This is a clever trick, indeed. The plotter can come to its established goal – overthrow of the present Syrian government with its close associations with Iran, and it can also blame China and Russia for triggering the Syrian crisis of violence. However, from the very beginning of the Syrian crisis, China and Russia have called for its settlement through peaceful dialogue, while the US and some European countries have tilted more to one side of the disputing parties. They have continued to impose new pressure on the Syrian government, and yet have constantly incited anti-government forces into starting one trouble after another, an obvious fact that explains why the violence and conflicts in Syria have kept escalating.
Some countries have criticized China for its veto of the Security Council resolution, alleging it has exercised its right for its own interests in Syria. There is nothing new about this, when viewed from the West. China is always accused of driving its own interests in its oil supply whenever it disagrees with the West on a Middle East issue.
China’s real interests in Syria can actually be quantified as follows.
The volume of bilateral trade between China and Arab countries surpassed US$100 billion in 2010, and the two-way investment was higher than US$5.5 billion, according to statistics from the Chinese Ministry of Commerce. Of this, the trade volume between China and Syria was merely US$2.48 billion, compared with US$43.18 billion in trade with Saudi Arabia and US$9.86 billion trade with Iraq which has not yet pulled itself out of war. China’s trade with the US, meanwhile, was nearly US$500 billion. By the end of 2010, China’s outstanding FDI in Syria’s non-financial sector stood at US$16.81 million, while the aggregated engineering and labor contract value secured by Chinese companies in Syria was US$1.82 billion and US$4.82 million, respectively. The total number of Chinese firms now operating in Syria is less than 30. Before Western sanctions, Syria exported 380,000 barrels of oil per day, with 95 per cent going to France, Italy, Holland, Austria and some other European countries, and without a single drop going to China
These figures speak for themselves. For the sake of its own interests, China would never have risked offending the US, Europe or the Gulf countries which hold greater weight. China does, however, have interests in the Syrian issue. China wishes to stand by and emphasize its diplomatic principle of independence and to reinforce its stand for maintaining world peace and regional stability. Its veto of the UN resolution does not signify its indifference to the Syrian crisis.

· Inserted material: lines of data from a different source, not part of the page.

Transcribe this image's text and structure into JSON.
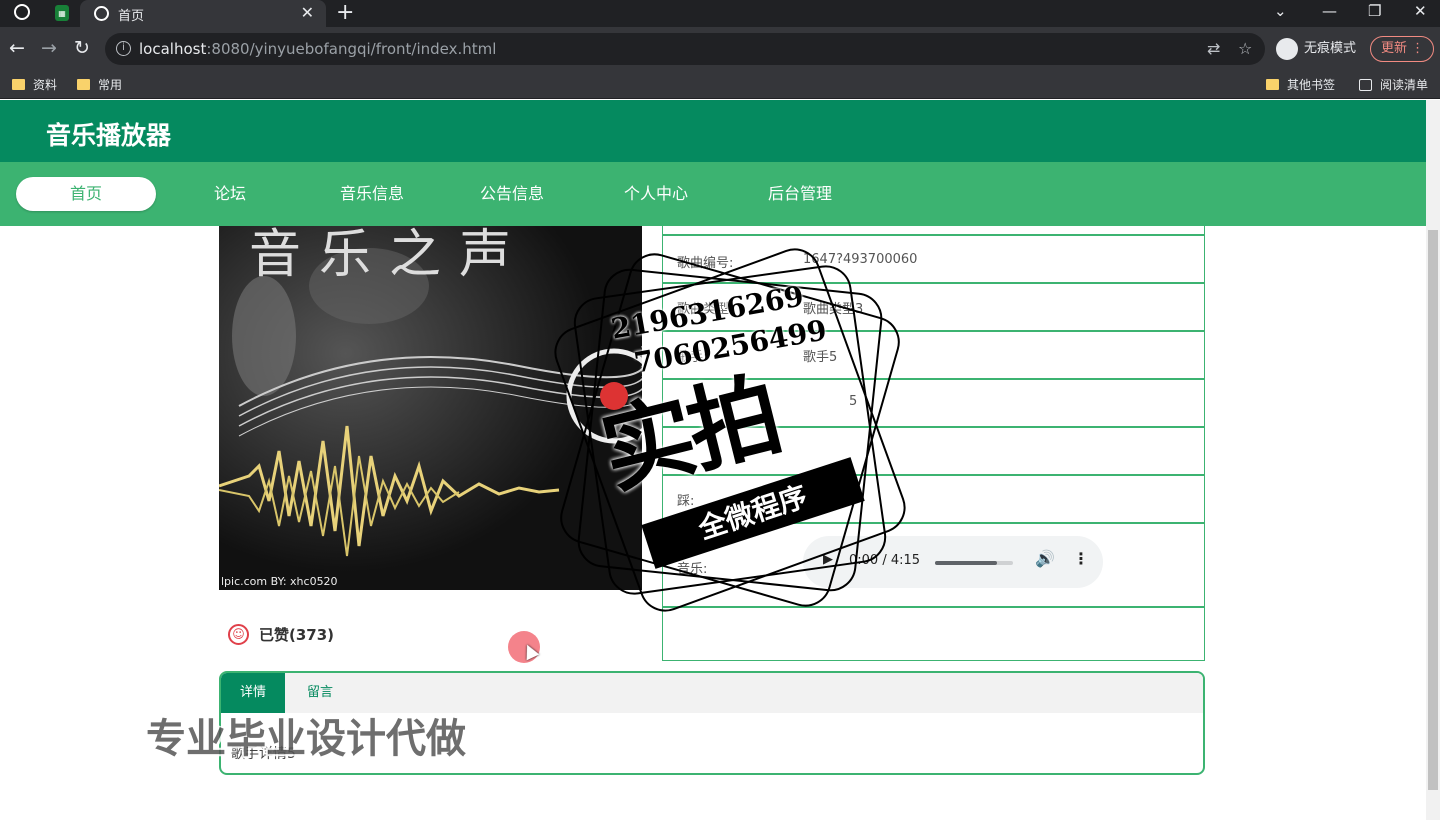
{
  "browser": {
    "tab_title": "首页",
    "url_host": "localhost",
    "url_rest": ":8080/yinyuebofangqi/front/index.html",
    "incognito_label": "无痕模式",
    "update_label": "更新",
    "bookmarks": [
      "资料",
      "常用"
    ],
    "bookmarks_right": [
      "其他书签",
      "阅读清单"
    ]
  },
  "site": {
    "title": "音乐播放器",
    "nav": [
      "首页",
      "论坛",
      "音乐信息",
      "公告信息",
      "个人中心",
      "后台管理"
    ]
  },
  "cover": {
    "headline": "音乐之声",
    "credit": "lpic.com    BY: xhc0520"
  },
  "details": {
    "rows": [
      {
        "label": "歌曲编号:",
        "value": "1647?493700060"
      },
      {
        "label": "歌曲类型:",
        "value": "歌曲类型3"
      },
      {
        "label": "歌手:",
        "value": "歌手5"
      },
      {
        "label": "",
        "value": "5"
      },
      {
        "label": "",
        "value": ""
      },
      {
        "label": "踩:",
        "value": ""
      },
      {
        "label": "音乐:",
        "value": ""
      }
    ],
    "audio": {
      "current": "0:00",
      "duration": "4:15",
      "volume_level": 0.8
    }
  },
  "like": {
    "label": "已赞(373)"
  },
  "tabs": {
    "items": [
      "详情",
      "留言"
    ],
    "content": "歌手详情5"
  },
  "watermark": {
    "phone1": "2196316269",
    "phone2": "7060256499",
    "big": "实拍",
    "ribbon": "全微程序",
    "bottom": "专业毕业设计代做"
  }
}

On the contrary, it has been working to thaw the Syrian crisis through joint efforts by the international community, as evidenced by its recent plan to send mediation missions to countries involved.

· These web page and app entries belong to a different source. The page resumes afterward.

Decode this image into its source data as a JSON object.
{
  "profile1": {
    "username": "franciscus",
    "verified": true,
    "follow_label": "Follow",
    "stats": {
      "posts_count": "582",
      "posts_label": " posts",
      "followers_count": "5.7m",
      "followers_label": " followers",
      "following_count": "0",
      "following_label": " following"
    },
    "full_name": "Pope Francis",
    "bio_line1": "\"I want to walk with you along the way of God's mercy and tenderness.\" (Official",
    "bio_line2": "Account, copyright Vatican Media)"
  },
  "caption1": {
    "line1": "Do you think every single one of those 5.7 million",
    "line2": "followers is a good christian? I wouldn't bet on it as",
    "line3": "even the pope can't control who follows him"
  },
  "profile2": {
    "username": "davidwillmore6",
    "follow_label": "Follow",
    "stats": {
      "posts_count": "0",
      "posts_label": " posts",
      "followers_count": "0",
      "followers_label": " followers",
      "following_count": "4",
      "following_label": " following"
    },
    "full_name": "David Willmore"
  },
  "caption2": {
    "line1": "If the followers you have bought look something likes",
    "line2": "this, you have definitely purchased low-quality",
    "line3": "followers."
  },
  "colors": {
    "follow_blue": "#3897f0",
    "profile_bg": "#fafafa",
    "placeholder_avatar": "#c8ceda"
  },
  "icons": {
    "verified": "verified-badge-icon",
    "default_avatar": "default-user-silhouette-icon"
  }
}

Li Weijian is Director of the Institute for Foreign Policy Studies of the Shanghai Institutes for International Studies